--- Brief ---
Please retype every record below exactly, leaving the pictures out.

Interface dataset entries
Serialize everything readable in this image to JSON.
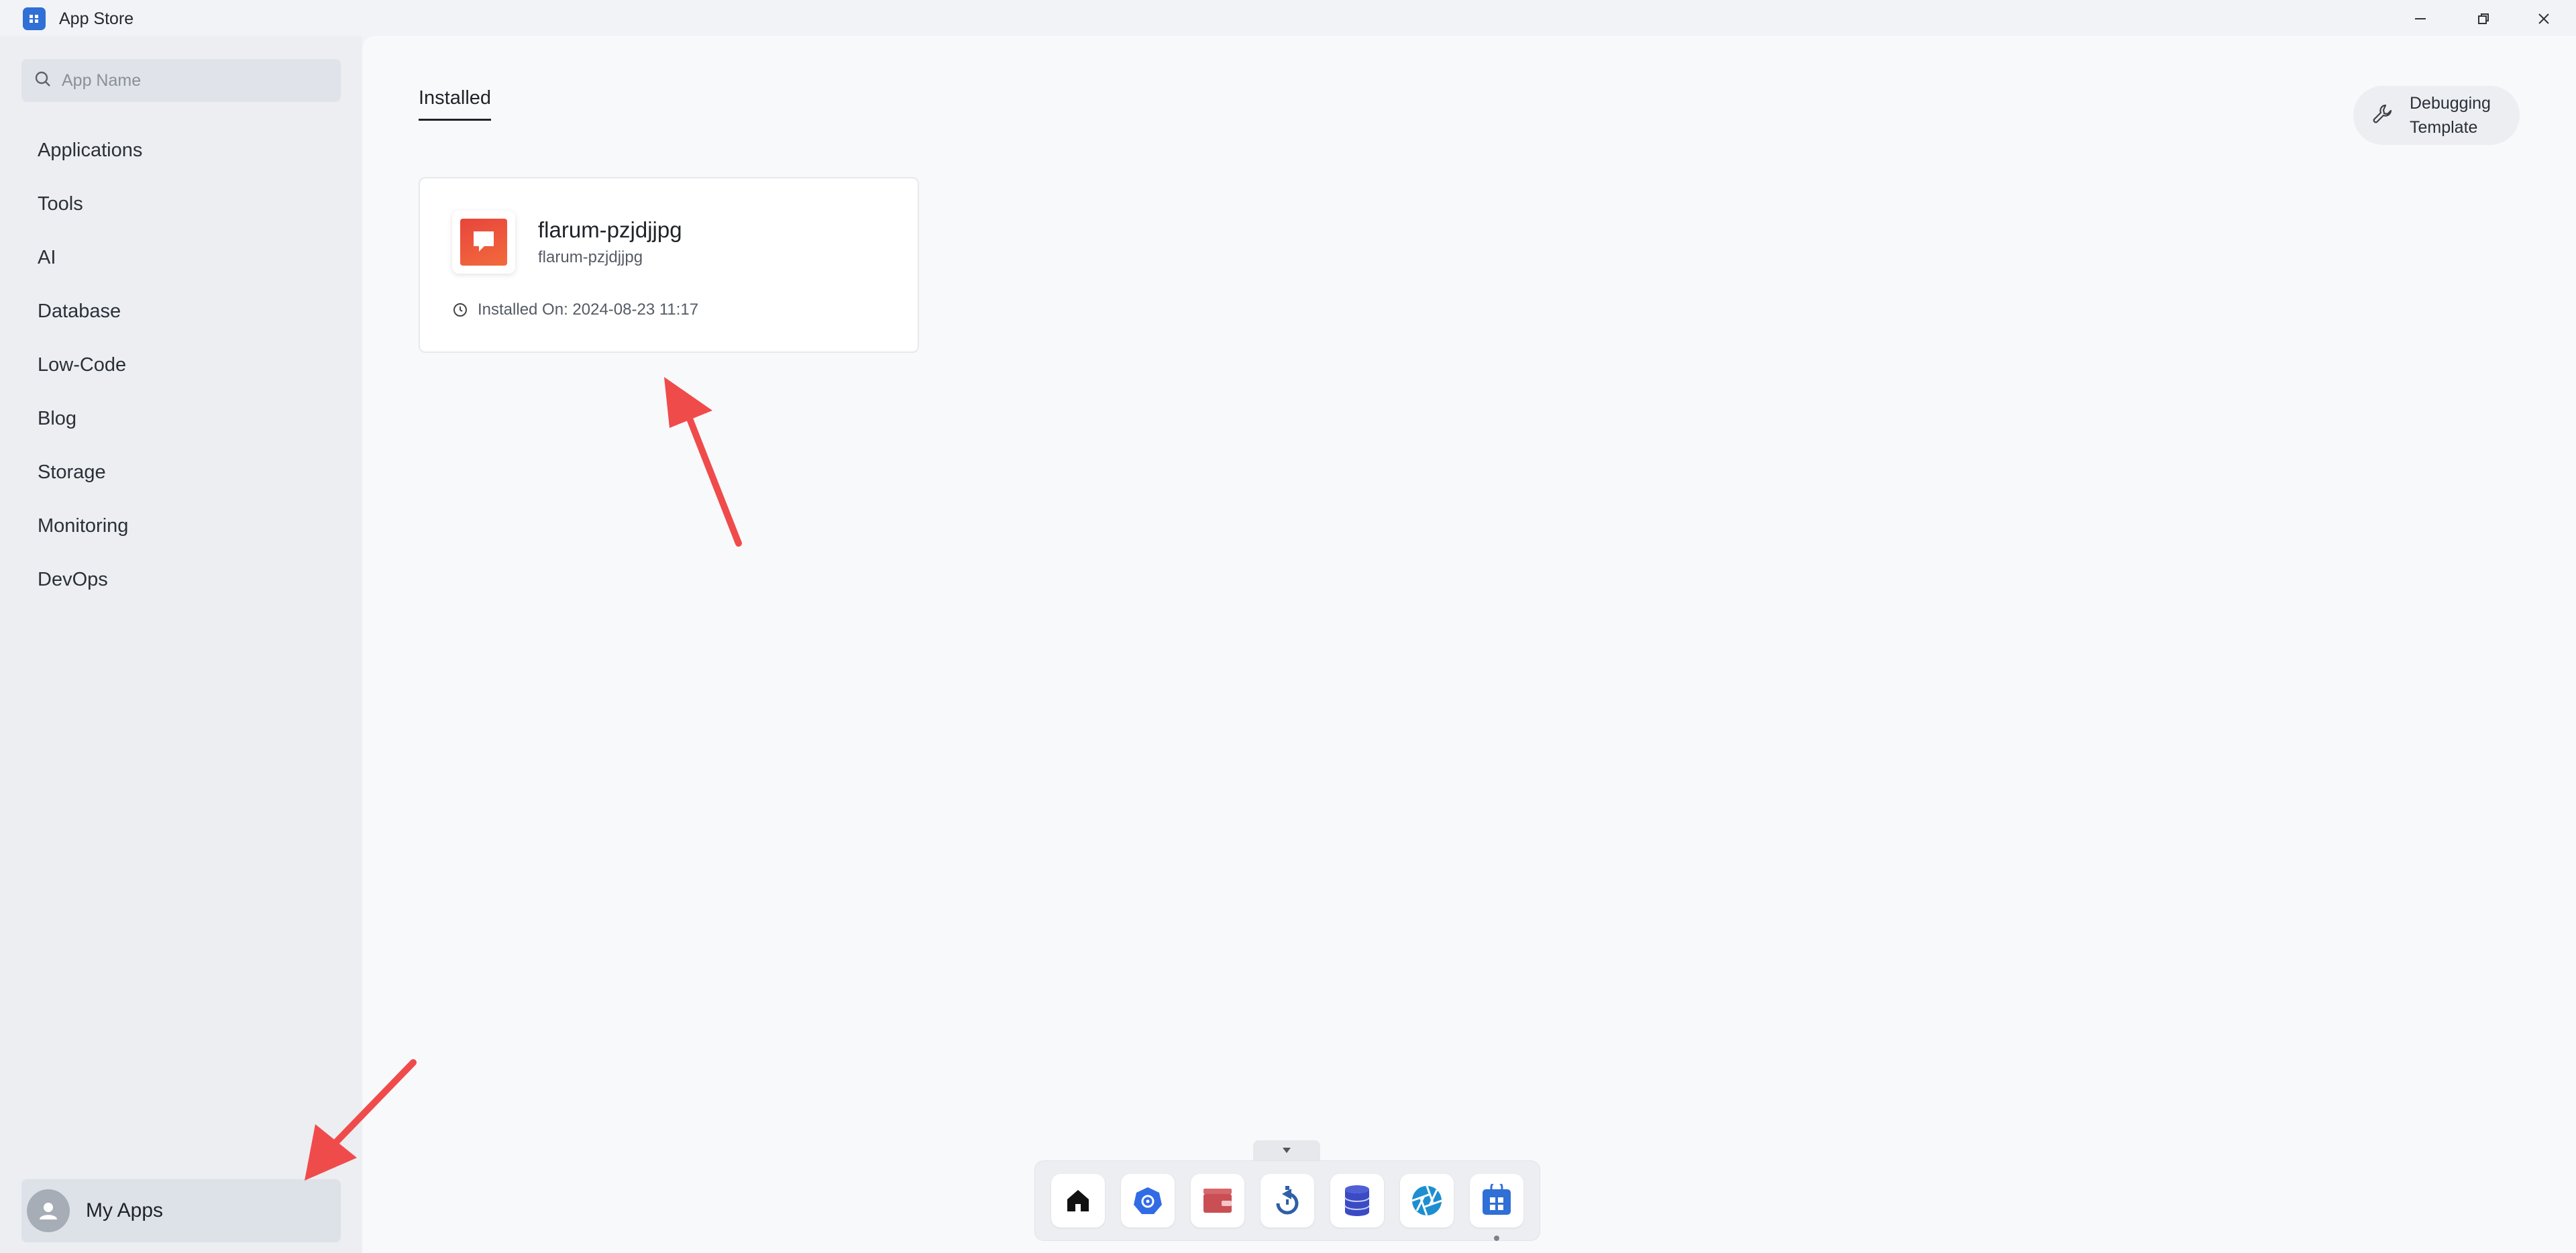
{
  "window": {
    "title": "App Store",
    "controls": [
      "minimize-icon",
      "restore-icon",
      "close-icon"
    ]
  },
  "sidebar": {
    "search": {
      "placeholder": "App Name",
      "value": ""
    },
    "items": [
      {
        "label": "Applications"
      },
      {
        "label": "Tools"
      },
      {
        "label": "AI"
      },
      {
        "label": "Database"
      },
      {
        "label": "Low-Code"
      },
      {
        "label": "Blog"
      },
      {
        "label": "Storage"
      },
      {
        "label": "Monitoring"
      },
      {
        "label": "DevOps"
      }
    ],
    "my_apps_label": "My Apps"
  },
  "main": {
    "tabs": [
      {
        "label": "Installed",
        "active": true
      }
    ],
    "debug_button_label": "Debugging\nTemplate",
    "cards": [
      {
        "title": "flarum-pzjdjjpg",
        "subtitle": "flarum-pzjdjjpg",
        "installed_on": "Installed On: 2024-08-23 11:17",
        "icon": "flarum-icon"
      }
    ]
  },
  "dock": {
    "items": [
      {
        "icon": "home-icon"
      },
      {
        "icon": "kubernetes-icon"
      },
      {
        "icon": "wallet-icon"
      },
      {
        "icon": "backup-icon"
      },
      {
        "icon": "database-icon"
      },
      {
        "icon": "aperture-icon"
      },
      {
        "icon": "app-store-icon",
        "active": true
      }
    ]
  },
  "colors": {
    "accent": "#2f6fd6",
    "arrow": "#f04b4b",
    "flarum": "#e8453c"
  }
}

--- Answer box ---
Serialize everything readable in this image to JSON.
{
  "window": {
    "title": "App Store",
    "controls": [
      "minimize-icon",
      "restore-icon",
      "close-icon"
    ]
  },
  "sidebar": {
    "search": {
      "placeholder": "App Name",
      "value": ""
    },
    "items": [
      {
        "label": "Applications"
      },
      {
        "label": "Tools"
      },
      {
        "label": "AI"
      },
      {
        "label": "Database"
      },
      {
        "label": "Low-Code"
      },
      {
        "label": "Blog"
      },
      {
        "label": "Storage"
      },
      {
        "label": "Monitoring"
      },
      {
        "label": "DevOps"
      }
    ],
    "my_apps_label": "My Apps"
  },
  "main": {
    "tabs": [
      {
        "label": "Installed",
        "active": true
      }
    ],
    "debug_button_label": "Debugging\nTemplate",
    "cards": [
      {
        "title": "flarum-pzjdjjpg",
        "subtitle": "flarum-pzjdjjpg",
        "installed_on": "Installed On: 2024-08-23 11:17",
        "icon": "flarum-icon"
      }
    ]
  },
  "dock": {
    "items": [
      {
        "icon": "home-icon"
      },
      {
        "icon": "kubernetes-icon"
      },
      {
        "icon": "wallet-icon"
      },
      {
        "icon": "backup-icon"
      },
      {
        "icon": "database-icon"
      },
      {
        "icon": "aperture-icon"
      },
      {
        "icon": "app-store-icon",
        "active": true
      }
    ]
  },
  "colors": {
    "accent": "#2f6fd6",
    "arrow": "#f04b4b",
    "flarum": "#e8453c"
  }
}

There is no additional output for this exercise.